**EXERCISE GOAL:** The entries must be restated exactly as written.

**STUDY MATERIAL:**
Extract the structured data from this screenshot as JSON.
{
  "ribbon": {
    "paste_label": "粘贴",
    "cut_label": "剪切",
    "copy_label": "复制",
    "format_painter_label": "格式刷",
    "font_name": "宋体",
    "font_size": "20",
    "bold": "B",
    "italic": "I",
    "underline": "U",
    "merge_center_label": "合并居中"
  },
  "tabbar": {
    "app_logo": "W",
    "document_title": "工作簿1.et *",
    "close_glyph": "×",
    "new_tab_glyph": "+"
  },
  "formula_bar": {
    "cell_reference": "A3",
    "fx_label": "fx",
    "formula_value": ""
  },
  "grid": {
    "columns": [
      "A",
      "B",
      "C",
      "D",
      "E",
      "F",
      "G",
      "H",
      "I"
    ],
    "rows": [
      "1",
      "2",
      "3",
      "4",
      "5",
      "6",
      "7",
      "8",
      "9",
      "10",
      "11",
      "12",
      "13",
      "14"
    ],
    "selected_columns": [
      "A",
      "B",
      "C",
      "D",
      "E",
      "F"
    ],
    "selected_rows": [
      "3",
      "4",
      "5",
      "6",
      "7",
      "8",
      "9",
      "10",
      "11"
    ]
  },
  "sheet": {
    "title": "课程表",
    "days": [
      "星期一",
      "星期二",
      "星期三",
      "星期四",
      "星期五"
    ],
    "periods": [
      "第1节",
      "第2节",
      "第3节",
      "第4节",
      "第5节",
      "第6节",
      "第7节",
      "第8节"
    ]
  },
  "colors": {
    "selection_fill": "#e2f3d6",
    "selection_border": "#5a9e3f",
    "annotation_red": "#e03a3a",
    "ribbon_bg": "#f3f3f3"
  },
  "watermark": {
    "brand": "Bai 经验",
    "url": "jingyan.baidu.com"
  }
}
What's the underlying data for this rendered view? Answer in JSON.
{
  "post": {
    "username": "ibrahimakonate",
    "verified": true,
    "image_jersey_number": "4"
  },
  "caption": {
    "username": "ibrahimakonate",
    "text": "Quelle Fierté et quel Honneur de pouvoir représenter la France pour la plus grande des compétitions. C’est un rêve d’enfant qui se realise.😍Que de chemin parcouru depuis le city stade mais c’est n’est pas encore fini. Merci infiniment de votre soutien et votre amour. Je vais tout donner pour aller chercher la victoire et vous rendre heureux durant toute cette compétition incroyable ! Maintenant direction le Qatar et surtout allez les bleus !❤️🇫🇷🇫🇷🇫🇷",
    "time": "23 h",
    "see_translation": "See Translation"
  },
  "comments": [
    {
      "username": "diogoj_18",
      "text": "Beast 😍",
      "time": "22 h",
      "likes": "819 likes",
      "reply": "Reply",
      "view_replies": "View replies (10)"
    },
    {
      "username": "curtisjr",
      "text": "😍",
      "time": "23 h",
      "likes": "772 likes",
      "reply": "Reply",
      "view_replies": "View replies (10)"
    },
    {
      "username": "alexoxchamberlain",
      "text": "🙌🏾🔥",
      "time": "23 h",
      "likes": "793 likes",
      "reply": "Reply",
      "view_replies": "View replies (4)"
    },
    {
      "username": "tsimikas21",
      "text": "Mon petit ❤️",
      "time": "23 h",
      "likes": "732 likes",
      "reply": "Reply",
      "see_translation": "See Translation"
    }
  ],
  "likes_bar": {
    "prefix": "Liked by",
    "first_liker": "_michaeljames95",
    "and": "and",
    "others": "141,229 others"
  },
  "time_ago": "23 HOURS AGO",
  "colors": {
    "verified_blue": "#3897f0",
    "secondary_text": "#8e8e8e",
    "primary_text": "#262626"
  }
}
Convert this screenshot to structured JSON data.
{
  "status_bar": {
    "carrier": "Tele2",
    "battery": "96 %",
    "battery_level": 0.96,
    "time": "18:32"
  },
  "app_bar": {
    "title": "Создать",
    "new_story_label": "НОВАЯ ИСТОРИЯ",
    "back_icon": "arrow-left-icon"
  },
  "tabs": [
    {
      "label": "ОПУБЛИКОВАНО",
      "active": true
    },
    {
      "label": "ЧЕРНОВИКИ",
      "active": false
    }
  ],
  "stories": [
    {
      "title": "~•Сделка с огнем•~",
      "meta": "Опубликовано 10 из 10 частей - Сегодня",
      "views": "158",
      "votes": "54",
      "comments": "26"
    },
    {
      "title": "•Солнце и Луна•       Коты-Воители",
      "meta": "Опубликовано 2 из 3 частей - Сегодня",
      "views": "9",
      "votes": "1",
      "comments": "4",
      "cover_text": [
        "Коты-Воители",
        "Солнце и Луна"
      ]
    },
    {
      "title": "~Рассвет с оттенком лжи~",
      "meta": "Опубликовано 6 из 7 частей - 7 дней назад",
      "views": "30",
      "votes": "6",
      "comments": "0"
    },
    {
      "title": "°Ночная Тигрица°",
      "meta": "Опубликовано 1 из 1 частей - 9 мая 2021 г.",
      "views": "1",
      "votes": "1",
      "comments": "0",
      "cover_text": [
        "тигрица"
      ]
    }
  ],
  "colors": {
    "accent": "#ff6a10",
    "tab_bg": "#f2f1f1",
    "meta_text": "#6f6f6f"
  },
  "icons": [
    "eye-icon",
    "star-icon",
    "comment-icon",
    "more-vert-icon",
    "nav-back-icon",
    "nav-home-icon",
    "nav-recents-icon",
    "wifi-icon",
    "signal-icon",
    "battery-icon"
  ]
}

**OUTPUT BELOW:**
Extract the structured data from this screenshot as JSON.
{
  "ribbon": {
    "paste_label": "粘贴",
    "cut_label": "剪切",
    "copy_label": "复制",
    "format_painter_label": "格式刷",
    "font_name": "宋体",
    "font_size": "20",
    "bold": "B",
    "italic": "I",
    "underline": "U",
    "merge_center_label": "合并居中"
  },
  "tabbar": {
    "app_logo": "W",
    "document_title": "工作簿1.et *",
    "close_glyph": "×",
    "new_tab_glyph": "+"
  },
  "formula_bar": {
    "cell_reference": "A3",
    "fx_label": "fx",
    "formula_value": ""
  },
  "grid": {
    "columns": [
      "A",
      "B",
      "C",
      "D",
      "E",
      "F",
      "G",
      "H",
      "I"
    ],
    "rows": [
      "1",
      "2",
      "3",
      "4",
      "5",
      "6",
      "7",
      "8",
      "9",
      "10",
      "11",
      "12",
      "13",
      "14"
    ],
    "selected_columns": [
      "A",
      "B",
      "C",
      "D",
      "E",
      "F"
    ],
    "selected_rows": [
      "3",
      "4",
      "5",
      "6",
      "7",
      "8",
      "9",
      "10",
      "11"
    ]
  },
  "sheet": {
    "title": "课程表",
    "days": [
      "星期一",
      "星期二",
      "星期三",
      "星期四",
      "星期五"
    ],
    "periods": [
      "第1节",
      "第2节",
      "第3节",
      "第4节",
      "第5节",
      "第6节",
      "第7节",
      "第8节"
    ]
  },
  "colors": {
    "selection_fill": "#e2f3d6",
    "selection_border": "#5a9e3f",
    "annotation_red": "#e03a3a",
    "ribbon_bg": "#f3f3f3"
  },
  "watermark": {
    "brand": "Bai 经验",
    "url": "jingyan.baidu.com"
  }
}
What's the underlying data for this rendered view? Answer in JSON.
{
  "post": {
    "username": "ibrahimakonate",
    "verified": true,
    "image_jersey_number": "4"
  },
  "caption": {
    "username": "ibrahimakonate",
    "text": "Quelle Fierté et quel Honneur de pouvoir représenter la France pour la plus grande des compétitions. C’est un rêve d’enfant qui se realise.😍Que de chemin parcouru depuis le city stade mais c’est n’est pas encore fini. Merci infiniment de votre soutien et votre amour. Je vais tout donner pour aller chercher la victoire et vous rendre heureux durant toute cette compétition incroyable ! Maintenant direction le Qatar et surtout allez les bleus !❤️🇫🇷🇫🇷🇫🇷",
    "time": "23 h",
    "see_translation": "See Translation"
  },
  "comments": [
    {
      "username": "diogoj_18",
      "text": "Beast 😍",
      "time": "22 h",
      "likes": "819 likes",
      "reply": "Reply",
      "view_replies": "View replies (10)"
    },
    {
      "username": "curtisjr",
      "text": "😍",
      "time": "23 h",
      "likes": "772 likes",
      "reply": "Reply",
      "view_replies": "View replies (10)"
    },
    {
      "username": "alexoxchamberlain",
      "text": "🙌🏾🔥",
      "time": "23 h",
      "likes": "793 likes",
      "reply": "Reply",
      "view_replies": "View replies (4)"
    },
    {
      "username": "tsimikas21",
      "text": "Mon petit ❤️",
      "time": "23 h",
      "likes": "732 likes",
      "reply": "Reply",
      "see_translation": "See Translation"
    }
  ],
  "likes_bar": {
    "prefix": "Liked by",
    "first_liker": "_michaeljames95",
    "and": "and",
    "others": "141,229 others"
  },
  "time_ago": "23 HOURS AGO",
  "colors": {
    "verified_blue": "#3897f0",
    "secondary_text": "#8e8e8e",
    "primary_text": "#262626"
  }
}
Convert this screenshot to structured JSON data.
{
  "status_bar": {
    "carrier": "Tele2",
    "battery": "96 %",
    "battery_level": 0.96,
    "time": "18:32"
  },
  "app_bar": {
    "title": "Создать",
    "new_story_label": "НОВАЯ ИСТОРИЯ",
    "back_icon": "arrow-left-icon"
  },
  "tabs": [
    {
      "label": "ОПУБЛИКОВАНО",
      "active": true
    },
    {
      "label": "ЧЕРНОВИКИ",
      "active": false
    }
  ],
  "stories": [
    {
      "title": "~•Сделка с огнем•~",
      "meta": "Опубликовано 10 из 10 частей - Сегодня",
      "views": "158",
      "votes": "54",
      "comments": "26"
    },
    {
      "title": "•Солнце и Луна•       Коты-Воители",
      "meta": "Опубликовано 2 из 3 частей - Сегодня",
      "views": "9",
      "votes": "1",
      "comments": "4",
      "cover_text": [
        "Коты-Воители",
        "Солнце и Луна"
      ]
    },
    {
      "title": "~Рассвет с оттенком лжи~",
      "meta": "Опубликовано 6 из 7 частей - 7 дней назад",
      "views": "30",
      "votes": "6",
      "comments": "0"
    },
    {
      "title": "°Ночная Тигрица°",
      "meta": "Опубликовано 1 из 1 частей - 9 мая 2021 г.",
      "views": "1",
      "votes": "1",
      "comments": "0",
      "cover_text": [
        "тигрица"
      ]
    }
  ],
  "colors": {
    "accent": "#ff6a10",
    "tab_bg": "#f2f1f1",
    "meta_text": "#6f6f6f"
  },
  "icons": [
    "eye-icon",
    "star-icon",
    "comment-icon",
    "more-vert-icon",
    "nav-back-icon",
    "nav-home-icon",
    "nav-recents-icon",
    "wifi-icon",
    "signal-icon",
    "battery-icon"
  ]
}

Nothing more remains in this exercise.